All the themes of incipient fascism are present, to some degree, in our present-day political culture: the fear of the Other, the need for a (powerless) scapegoat, including the theme of expansionism. Not that anyone is calling for a “Greater America,” but militarism and the idea of America’s “manifest destiny” as the guardian and instrument of “world order” suffuse ostensibly “conservative” pronouncements on foreign policy. Indeed, in the 1990s one of the prime proponents of today’s “sensible centrism,” David Brooks, co-authored a series of articles in the neoconservative Weekly Standard extolling the concept of “national greatness,” and during that era “national greatness conservatism” was a major conceit of the American right-wing. It’s no accident that the same decade — and the same magazine — saw explicit calls for an “American empire,” an oxymoronic concept if ever there was one.
It wouldn’t take much to mix and magnify these implicit themes into a much more explicit, consistent — and dangerous — toxic cocktail, one that an increasingly panicked American public would willingly quaff.
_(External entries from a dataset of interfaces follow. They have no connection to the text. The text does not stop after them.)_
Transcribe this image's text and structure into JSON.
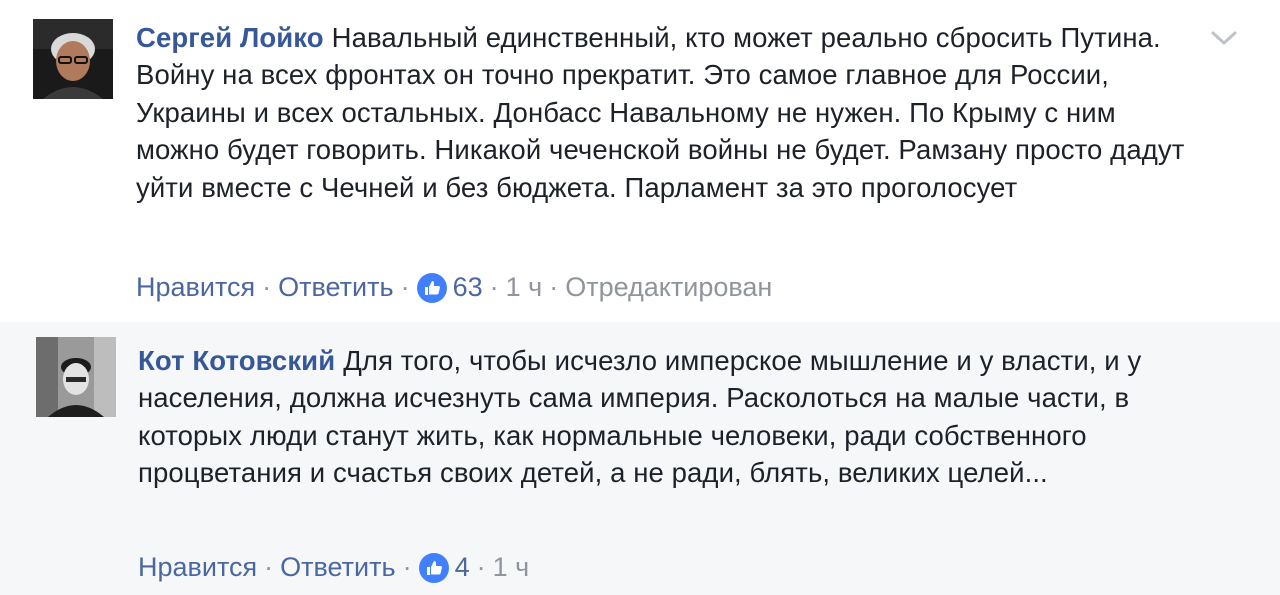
{
  "comments": [
    {
      "author": "Сергей Лойко",
      "text": "Навальный единственный, кто может реально сбросить Путина. Войну на всех фронтах он точно прекратит. Это самое главное для России, Украины и всех остальных. Донбасс Навальному не нужен. По Крыму с ним можно будет говорить. Никакой чеченской войны не будет. Рамзану просто дадут уйти вместе с Чечней и без бюджета. Парламент за это проголосует",
      "like_label": "Нравится",
      "reply_label": "Ответить",
      "reactions_count": "63",
      "time": "1 ч",
      "edited_label": "Отредактирован",
      "separator": "·"
    },
    {
      "author": "Кот Котовский",
      "text": "Для того, чтобы исчезло имперское мышление и у власти, и у населения, должна исчезнуть сама империя. Расколоться на малые части, в которых люди станут жить, как нормальные человеки, ради собственного процветания и счастья своих детей, а не ради, блять, великих целей...",
      "like_label": "Нравится",
      "reply_label": "Ответить",
      "reactions_count": "4",
      "time": "1 ч",
      "separator": "·"
    }
  ],
  "icons": {
    "menu": "chevron-down-icon",
    "reaction": "thumbs-up-icon"
  },
  "colors": {
    "author": "#365899",
    "link": "#4b67a1",
    "meta": "#90949c",
    "like_badge": "#4080ff",
    "reply_bg": "#f6f7f9"
  }
}
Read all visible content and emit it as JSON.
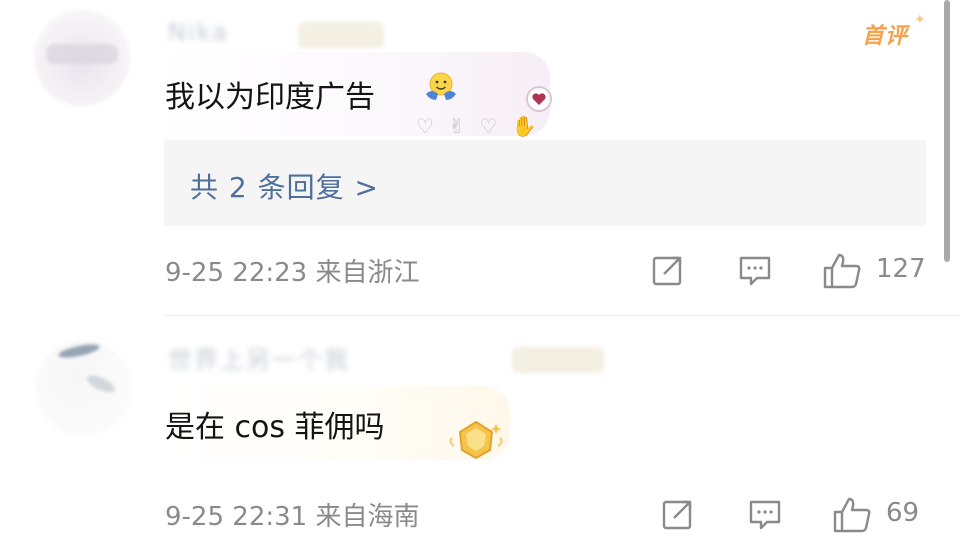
{
  "comments": [
    {
      "username": "Nika",
      "tag": "首评",
      "text": "我以为印度广告",
      "reply_summary": "共 2 条回复 >",
      "time": "9-25 22:23",
      "location": "来自浙江",
      "likes": "127"
    },
    {
      "username": "世界上另一个我",
      "text": "是在 cos 菲佣吗",
      "time": "9-25 22:31",
      "location": "来自海南",
      "likes": "69"
    }
  ],
  "icons": {
    "share": "share-icon",
    "comment": "comment-icon",
    "like": "thumbs-up-icon"
  },
  "colors": {
    "reply_link": "#4e6f9c",
    "first_tag": "#f5a24e",
    "meta_text": "#8a8a8a"
  }
}
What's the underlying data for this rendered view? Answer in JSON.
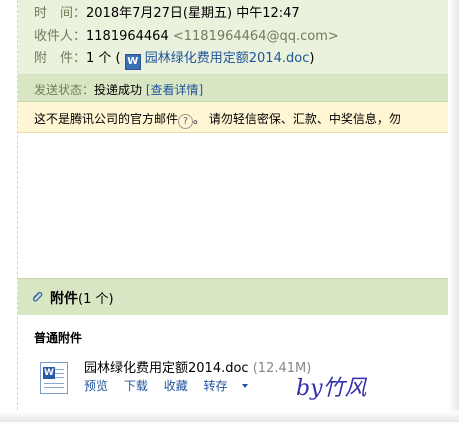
{
  "header": {
    "time_label": "时　间：",
    "time_value": "2018年7月27日(星期五) 中午12:47",
    "to_label": "收件人：",
    "to_name": "1181964464",
    "to_email": "<1181964464@qq.com>",
    "att_label": "附　件：",
    "att_count": "1 个 (",
    "att_file": "园林绿化费用定额2014.doc",
    "att_close": ")"
  },
  "status": {
    "label": "发送状态：",
    "value": "投递成功",
    "details": "[查看详情]"
  },
  "warning": {
    "text_before": "这不是腾讯公司的官方邮件",
    "help": "?",
    "text_after": "。 请勿轻信密保、汇款、中奖信息，勿"
  },
  "attachments": {
    "title": "附件",
    "count": "(1 个)",
    "section": "普通附件",
    "file_name": "园林绿化费用定额2014.doc",
    "file_size": "(12.41M)",
    "actions": {
      "preview": "预览",
      "download": "下载",
      "favorite": "收藏",
      "forward": "转存"
    }
  },
  "watermark": "by竹风",
  "colors": {
    "header_bg": "#eaf1dc",
    "status_bg": "#d9e6c4",
    "warning_bg": "#fff6d4",
    "link": "#21559b"
  }
}
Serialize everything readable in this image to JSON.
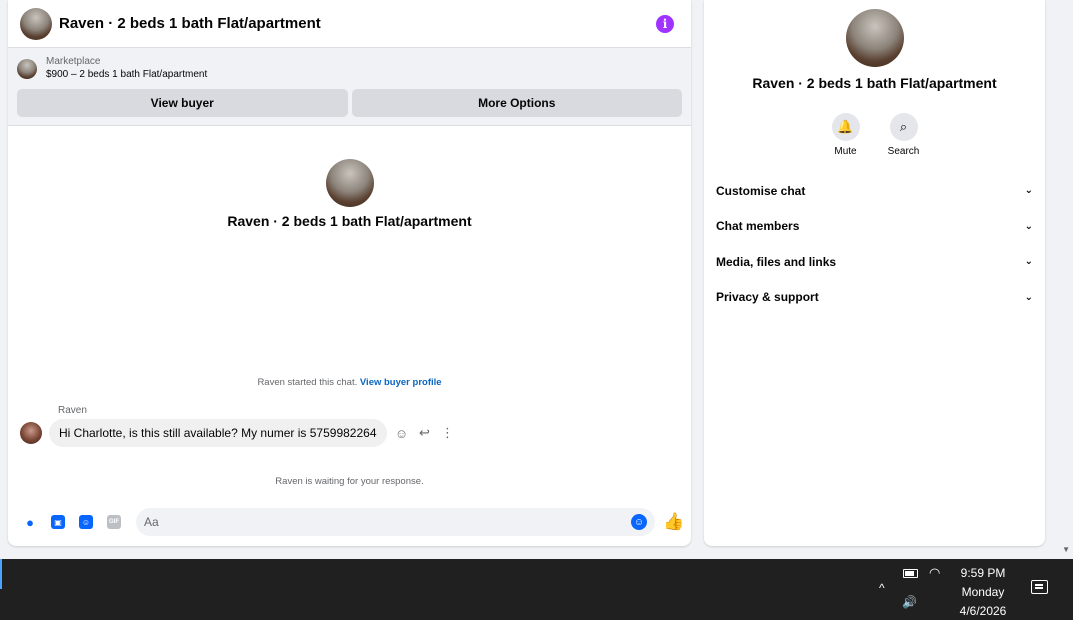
{
  "chat": {
    "header": {
      "title": "Raven · 2 beds 1 bath Flat/apartment",
      "info_icon": "i"
    },
    "marketplace": {
      "label": "Marketplace",
      "listing": "$900 – 2 beds 1 bath Flat/apartment",
      "view_buyer": "View buyer",
      "more_options": "More Options"
    },
    "profile": {
      "title": "Raven · 2 beds 1 bath Flat/apartment"
    },
    "started": {
      "text": "Raven started this chat.",
      "link": "View buyer profile"
    },
    "message": {
      "sender": "Raven",
      "text": "Hi Charlotte, is this still available? My numer is  5759982264"
    },
    "waiting": "Raven is waiting for your response.",
    "composer": {
      "placeholder": "Aa"
    }
  },
  "side": {
    "title": "Raven · 2 beds 1 bath Flat/apartment",
    "actions": [
      {
        "label": "Mute",
        "icon": "bell-icon"
      },
      {
        "label": "Search",
        "icon": "search-icon"
      }
    ],
    "items": [
      {
        "label": "Customise chat"
      },
      {
        "label": "Chat members"
      },
      {
        "label": "Media, files and links"
      },
      {
        "label": "Privacy & support"
      }
    ]
  },
  "taskbar": {
    "time": "9:59 PM",
    "day": "Monday",
    "date": "4/6/2026"
  },
  "colors": {
    "accent": "#0866ff",
    "info": "#a033ff"
  }
}
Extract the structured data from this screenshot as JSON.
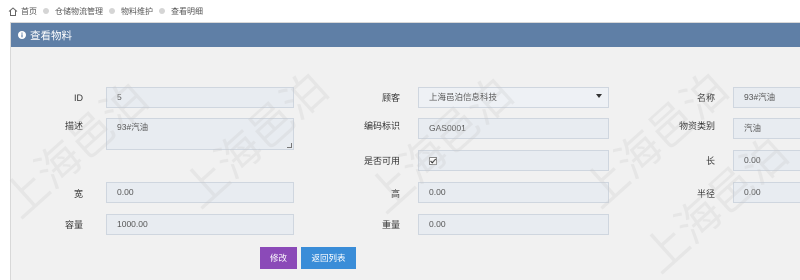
{
  "breadcrumb": {
    "items": [
      "首页",
      "仓储物流管理",
      "物料维护",
      "查看明细"
    ]
  },
  "panel": {
    "title": "查看物料"
  },
  "form": {
    "id": {
      "label": "ID",
      "value": "5"
    },
    "tenant": {
      "label": "顾客",
      "value": "上海邑泊信息科技"
    },
    "name": {
      "label": "名称",
      "value": "93#汽油"
    },
    "description": {
      "label": "描述",
      "value": "93#汽油"
    },
    "code": {
      "label": "编码标识",
      "value": "GAS0001"
    },
    "category": {
      "label": "物资类别",
      "value": "汽油"
    },
    "enabled": {
      "label": "是否可用",
      "checked": true
    },
    "length": {
      "label": "长",
      "value": "0.00"
    },
    "width": {
      "label": "宽",
      "value": "0.00"
    },
    "height": {
      "label": "高",
      "value": "0.00"
    },
    "radius": {
      "label": "半径",
      "value": "0.00"
    },
    "capacity": {
      "label": "容量",
      "value": "1000.00"
    },
    "weight": {
      "label": "重量",
      "value": "0.00"
    }
  },
  "actions": {
    "edit_label": "修改",
    "back_label": "返回列表"
  },
  "watermark": {
    "text": "上海邑泊"
  },
  "colors": {
    "header": "#5f7fa6",
    "edit_button": "#8b4ab8",
    "back_button": "#3a8dd8",
    "field_bg": "#e8ecf1"
  }
}
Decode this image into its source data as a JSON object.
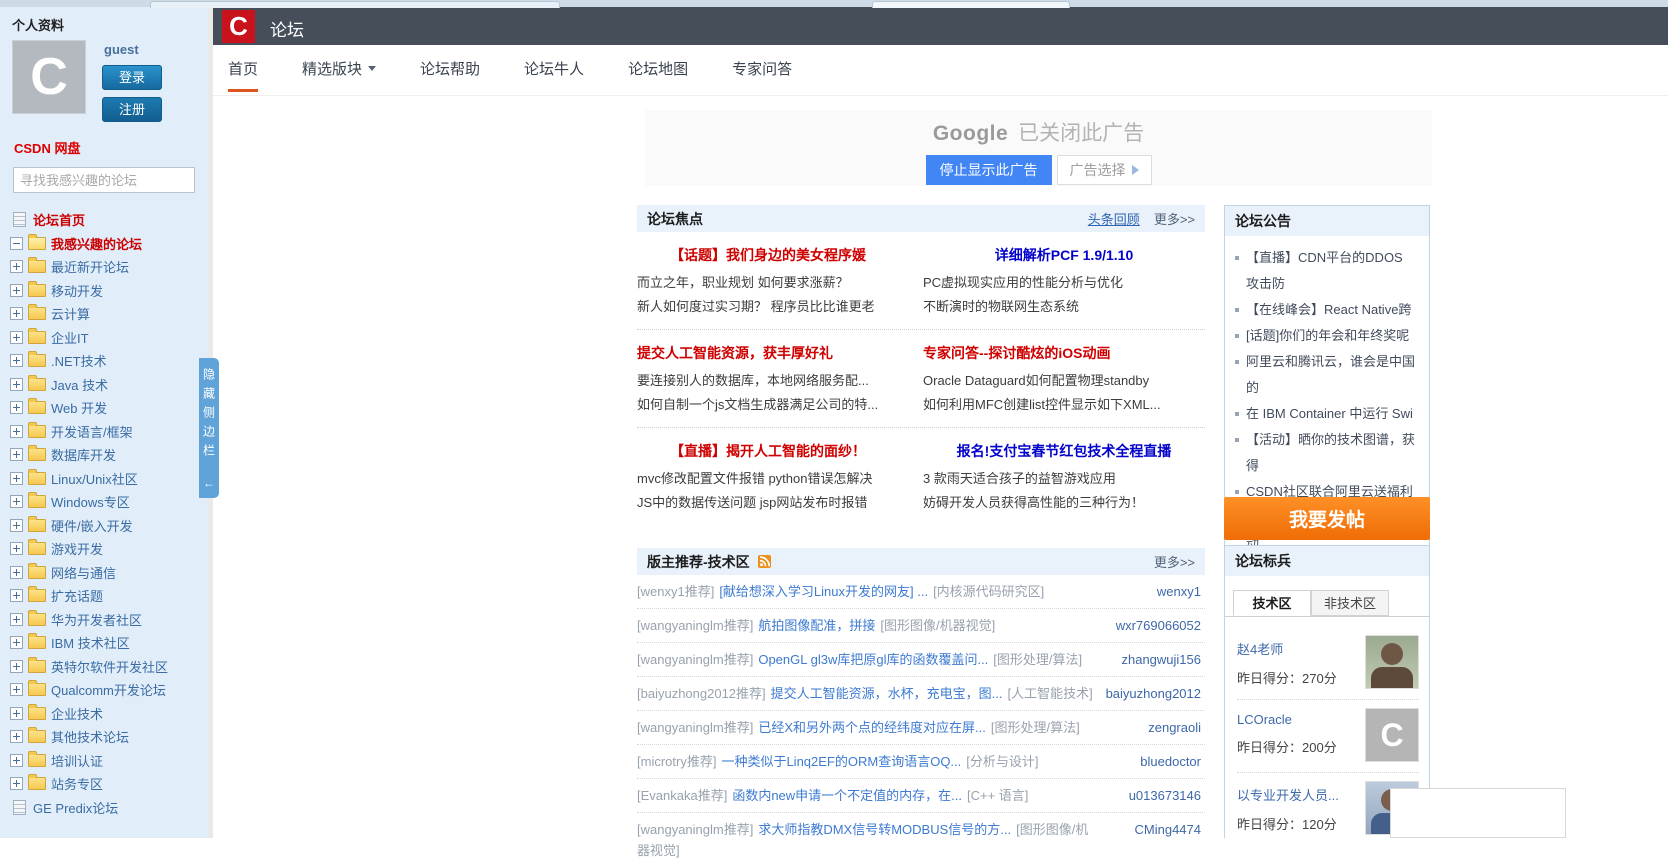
{
  "colors": {
    "logo_red": "#c8131c",
    "header_dark": "#454e59",
    "nav_active_orange": "#e0551e",
    "sidebar_bg": "#e1edf9",
    "section_header_bg": "#e9f2fb",
    "headline_red": "#cf0000",
    "headline_blue": "#0202cc",
    "link_blue": "#3d7ad1",
    "post_button_orange": "#f06c06",
    "google_blue": "#4285f4",
    "collapse_tab_blue": "#60a3d8"
  },
  "icons": {
    "expand": "plus-box",
    "collapse": "minus-box",
    "folder": "yellow-folder",
    "document": "document",
    "rss": "rss-feed",
    "dropdown": "caret-down",
    "adchoices": "play-triangle",
    "back_arrow": "←"
  },
  "profile": {
    "section_title": "个人资料",
    "username": "guest",
    "login_button": "登录",
    "register_button": "注册",
    "avatar_letter": "C",
    "netdisk_link": "CSDN 网盘",
    "search_placeholder": "寻找我感兴趣的论坛"
  },
  "sidebar": {
    "collapse_tab": {
      "label": "隐藏侧边栏",
      "arrow": "←"
    },
    "items": [
      {
        "label": "论坛首页"
      },
      {
        "label": "我感兴趣的论坛"
      },
      {
        "label": "最近新开论坛"
      },
      {
        "label": "移动开发"
      },
      {
        "label": "云计算"
      },
      {
        "label": "企业IT"
      },
      {
        "label": ".NET技术"
      },
      {
        "label": "Java 技术"
      },
      {
        "label": "Web 开发"
      },
      {
        "label": "开发语言/框架"
      },
      {
        "label": "数据库开发"
      },
      {
        "label": "Linux/Unix社区"
      },
      {
        "label": "Windows专区"
      },
      {
        "label": "硬件/嵌入开发"
      },
      {
        "label": "游戏开发"
      },
      {
        "label": "网络与通信"
      },
      {
        "label": "扩充话题"
      },
      {
        "label": "华为开发者社区"
      },
      {
        "label": "IBM 技术社区"
      },
      {
        "label": "英特尔软件开发社区"
      },
      {
        "label": "Qualcomm开发论坛"
      },
      {
        "label": "企业技术"
      },
      {
        "label": "其他技术论坛"
      },
      {
        "label": "培训认证"
      },
      {
        "label": "站务专区"
      },
      {
        "label": "GE Predix论坛"
      }
    ]
  },
  "header": {
    "logo_letter": "C",
    "title": "论坛"
  },
  "nav": {
    "items": [
      {
        "label": "首页"
      },
      {
        "label": "精选版块"
      },
      {
        "label": "论坛帮助"
      },
      {
        "label": "论坛牛人"
      },
      {
        "label": "论坛地图"
      },
      {
        "label": "专家问答"
      }
    ]
  },
  "ad": {
    "brand": "Google",
    "status_text": "已关闭此广告",
    "stop_button": "停止显示此广告",
    "choices_button": "广告选择"
  },
  "focus": {
    "title": "论坛焦点",
    "headline_review_link": "头条回顾",
    "more_link": "更多>>",
    "groups": [
      {
        "left": {
          "headline": "【话题】我们身边的美女程序媛",
          "lines": [
            "而立之年，职业规划 如何要求涨薪？",
            "新人如何度过实习期？ 程序员比比谁更老"
          ]
        },
        "right": {
          "headline": "详细解析PCF 1.9/1.10",
          "lines": [
            "PC虚拟现实应用的性能分析与优化",
            "不断演时的物联网生态系统"
          ]
        }
      },
      {
        "left": {
          "headline": "提交人工智能资源，获丰厚好礼",
          "lines": [
            "要连接别人的数据库，本地网络服务配...",
            "如何自制一个js文档生成器满足公司的特..."
          ]
        },
        "right": {
          "headline": "专家问答--探讨酷炫的iOS动画",
          "lines": [
            "Oracle Dataguard如何配置物理standby",
            "如何利用MFC创建list控件显示如下XML..."
          ]
        }
      },
      {
        "left": {
          "headline": "【直播】揭开人工智能的面纱！",
          "lines": [
            "mvc修改配置文件报错  python错误怎解决",
            "JS中的数据传送问题  jsp网站发布时报错"
          ]
        },
        "right": {
          "headline": "报名!支付宝春节红包技术全程直播",
          "lines": [
            "3 款雨天适合孩子的益智游戏应用",
            "妨碍开发人员获得高性能的三种行为！"
          ]
        }
      }
    ]
  },
  "recommend": {
    "title": "版主推荐-技术区",
    "more_link": "更多>>",
    "rows": [
      {
        "rec": "[wenxy1推荐]",
        "title": "[献给想深入学习Linux开发的网友] ...",
        "cat": "[内核源代码研究区]",
        "user": "wenxy1"
      },
      {
        "rec": "[wangyaninglm推荐]",
        "title": "航拍图像配准，拼接",
        "cat": "[图形图像/机器视觉]",
        "user": "wxr769066052"
      },
      {
        "rec": "[wangyaninglm推荐]",
        "title": "OpenGL gl3w库把原gl库的函数覆盖问...",
        "cat": "[图形处理/算法]",
        "user": "zhangwuji156"
      },
      {
        "rec": "[baiyuzhong2012推荐]",
        "title": "提交人工智能资源，水杯，充电宝，图...",
        "cat": "[人工智能技术]",
        "user": "baiyuzhong2012"
      },
      {
        "rec": "[wangyaninglm推荐]",
        "title": "已经X和另外两个点的经纬度对应在屏...",
        "cat": "[图形处理/算法]",
        "user": "zengraoli"
      },
      {
        "rec": "[microtry推荐]",
        "title": "一种类似于Linq2EF的ORM查询语言OQ...",
        "cat": "[分析与设计]",
        "user": "bluedoctor"
      },
      {
        "rec": "[Evankaka推荐]",
        "title": "函数内new申请一个不定值的内存，在...",
        "cat": "[C++ 语言]",
        "user": "u013673146"
      },
      {
        "rec": "[wangyaninglm推荐]",
        "title": "求大师指教DMX信号转MODBUS信号的方...",
        "cat": "[图形图像/机器视觉]",
        "user": "CMing4474"
      }
    ]
  },
  "announcements": {
    "title": "论坛公告",
    "items": [
      "【直播】CDN平台的DDOS攻击防",
      "【在线峰会】React Native跨",
      "[话题]你们的年会和年终奖呢",
      "阿里云和腾讯云，谁会是中国的",
      "在 IBM Container 中运行 Swi",
      "【活动】晒你的技术图谱，获得",
      "CSDN社区联合阿里云送福利",
      "没想到还有程序员专场观影活动"
    ]
  },
  "post_button_label": "我要发帖",
  "pacesetter": {
    "title": "论坛标兵",
    "tabs": [
      {
        "label": "技术区"
      },
      {
        "label": "非技术区"
      }
    ],
    "score_label": "昨日得分：",
    "users": [
      {
        "name": "赵4老师",
        "score": "270分"
      },
      {
        "name": "LCOracle",
        "score": "200分",
        "avatar_letter": "C"
      },
      {
        "name": "以专业开发人员...",
        "score": "120分"
      }
    ]
  }
}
Another economic “event,” such as the crash of ’08, another terrorist attack on the scale of 9/11, or perhaps some combination of both — it isn’t alarmism but rather realism to observe these trends with trepidation.”
3. “War: It’s Just a Welfare Check Away
In America, the “welfare” and “warfare” aspects of the state have, over that period, achieved a near-perfect merger. Rather than representing one side of two mutually reinforcing but nominally separate sets of policies, U.S. “defense” spending has become the single largest, and by far most redistributive, welfare program in the federal budget.
There’s no easy way out of the situation. If we have a welfare-warfare state, we’re going to spend a lot of blood and treasure on wars. And if we have a state, it’s going to become, and do everything in its operators’ power to remain, a welfare-warfare state. You can have politics or you can have peace, but you can’t have both.